The B.C. Court of Appeal dismissed an appeal by four Aboriginal persons who wanted to advance claims for abuse and injuries suffered by them while attending Indian residential schools. They had missed the deadline for applying under the Independent Assessment Process (IAP) established by the Indian Residential Schools Settlement Agreement. The Court of Appeal affirmed a lower court decision that there was no jurisdiction to extend the application deadline.

The Settlement Agreement contained two individual compensation components: the IAP and the Common Experience Payment (CEP). The application deadline for the IAP was 19 September 2012. The Settlement Agreement allowed the Court to extend deadlines for the CEP, but IAP claims were “forever extinguished” if the application was not made before the deadline. Chief Justice Bauman held that this distinction was fatal to the appellants’ position. He expressed sympathy for the position of the appellants but concluded that allowing the appeal would create a situation of “hard cases … introduce bad law”. The Settlement Agreement brought an end to massive litigation. The respondents sought the certainty of a bright-line deadline for IAP claims. Granting an extension to the four appellants in this case would open the door to many more claims. Chief Justice Bauman commented:

One must appreciate the holistic nature of the settlement agreement, and the give and take evidenced in it, before ignoring the clear terms of the document and sacrificing the certainty won by the respondents by acceding to this Request for Direction.

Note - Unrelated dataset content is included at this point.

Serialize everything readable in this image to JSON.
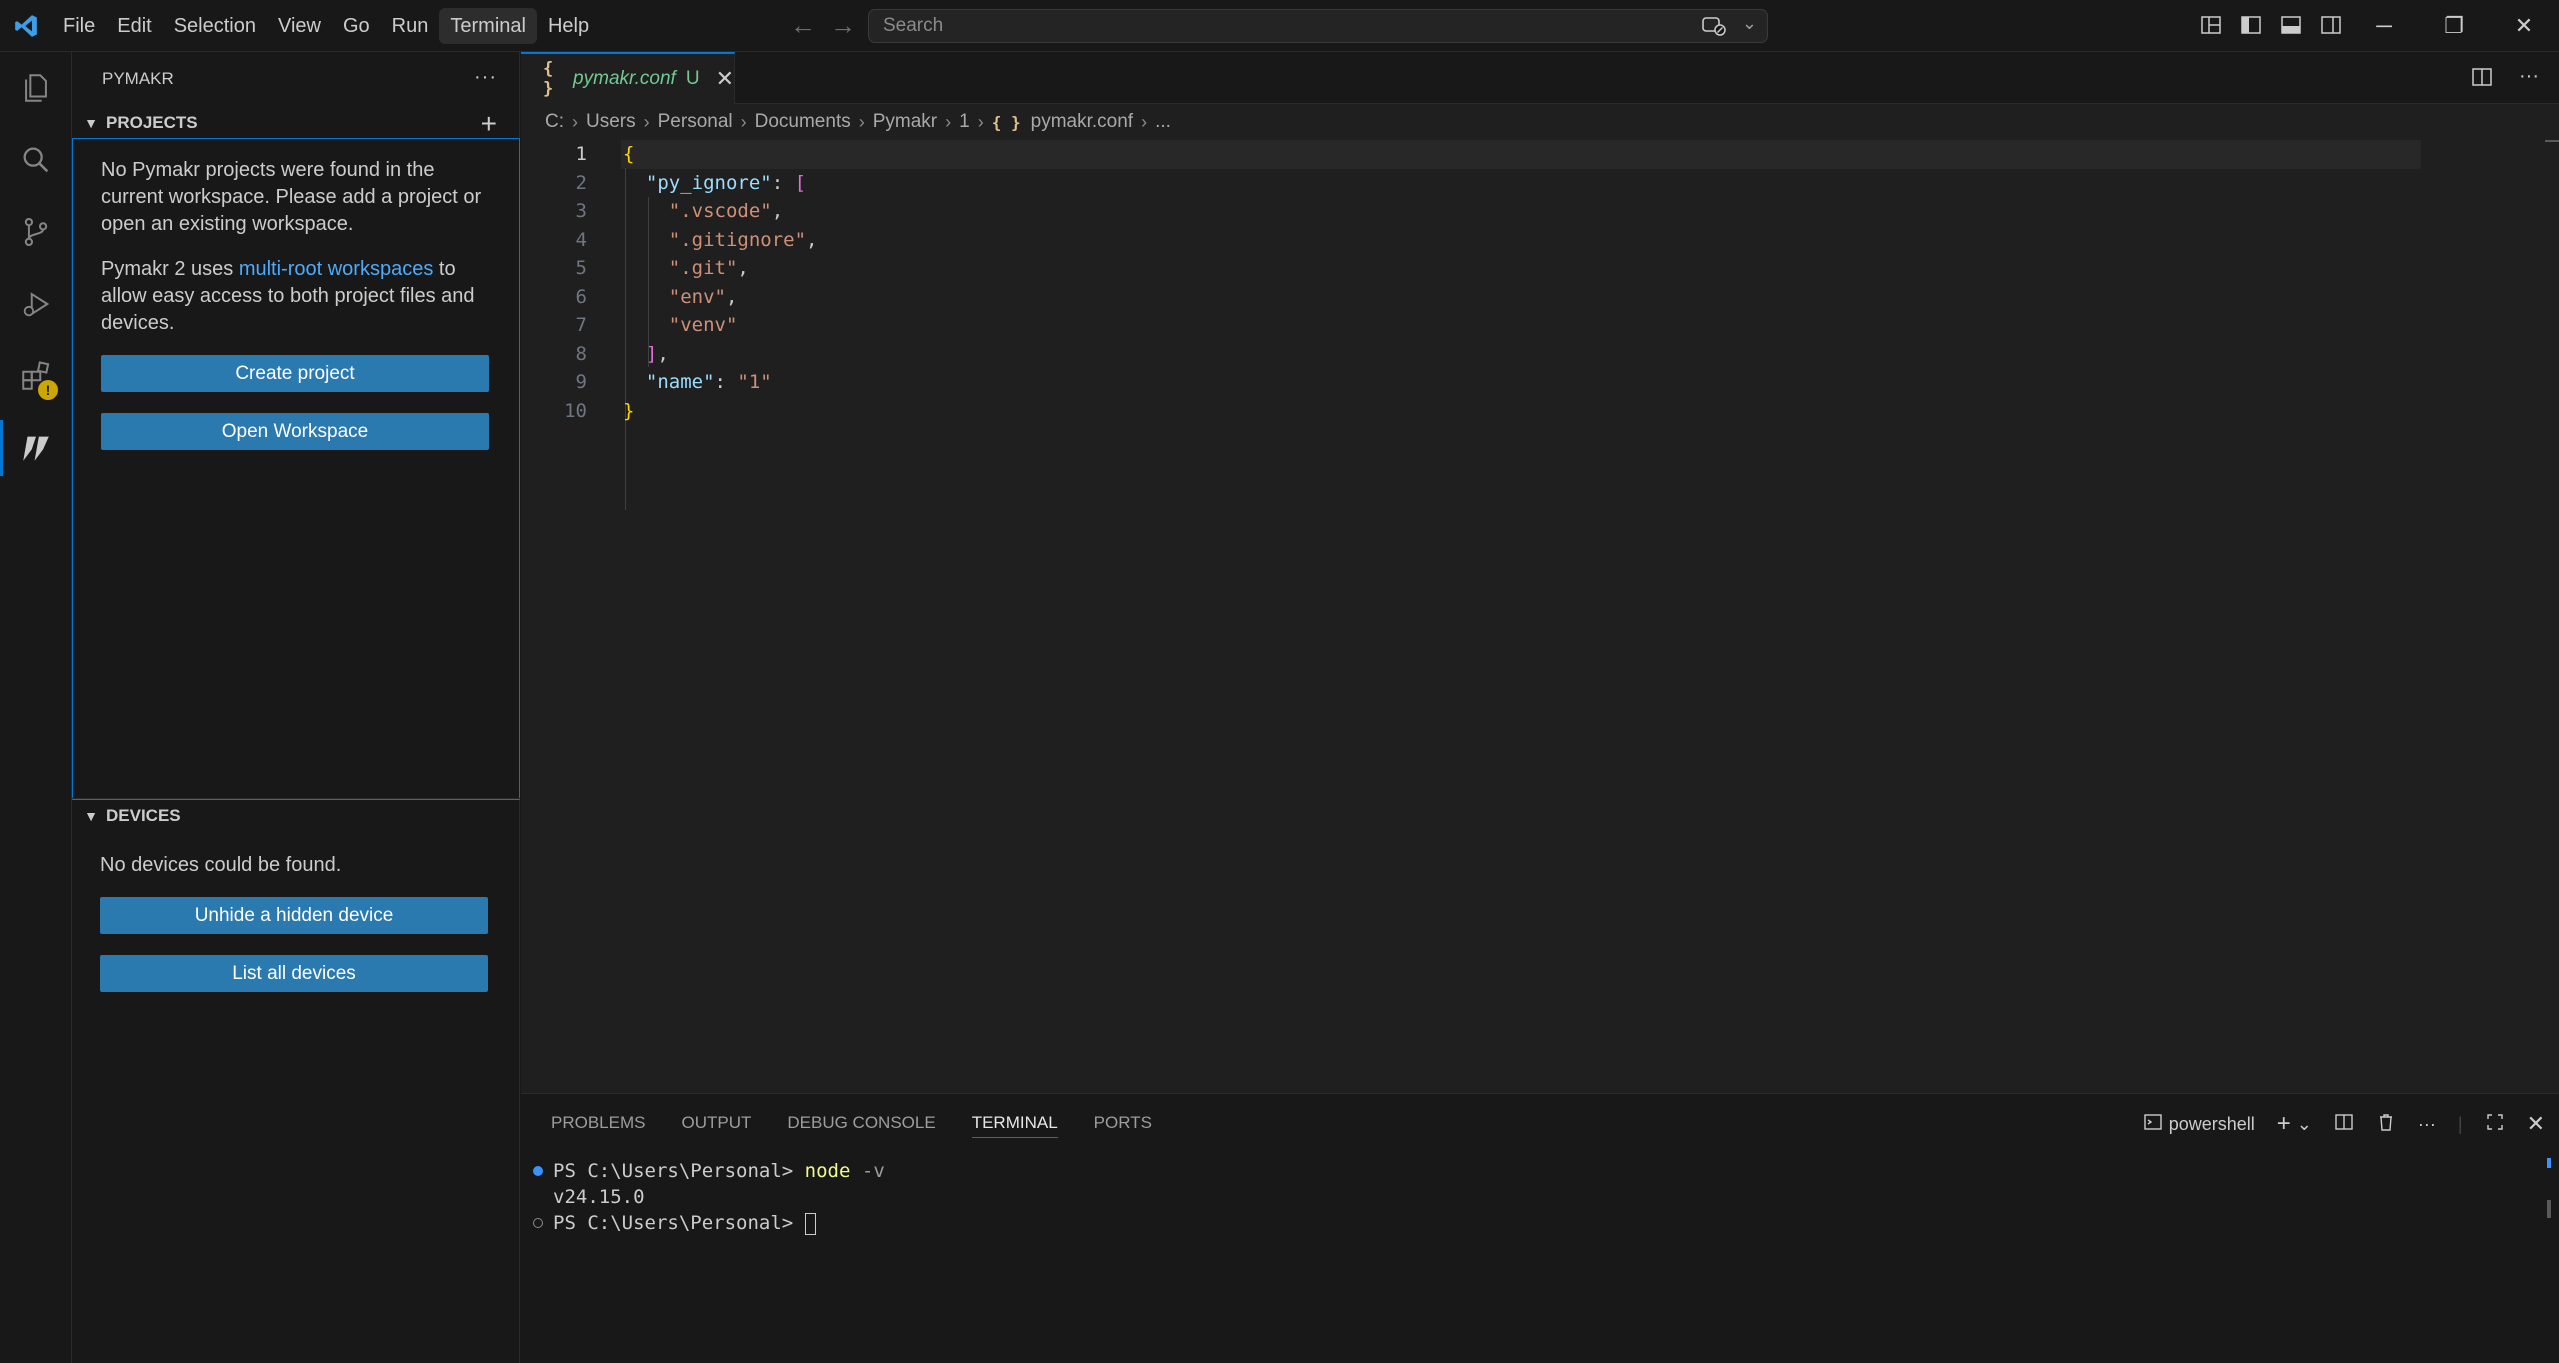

That would take from the respondents a concession they won for a price in the agreement; it could also potentially compromise the equities struck between the parties in the overall negotiation process that led to and, forms the basis of, the IRSSA.

The appeal was therefore dismissed.


Scott Kerwin


Aboriginal Law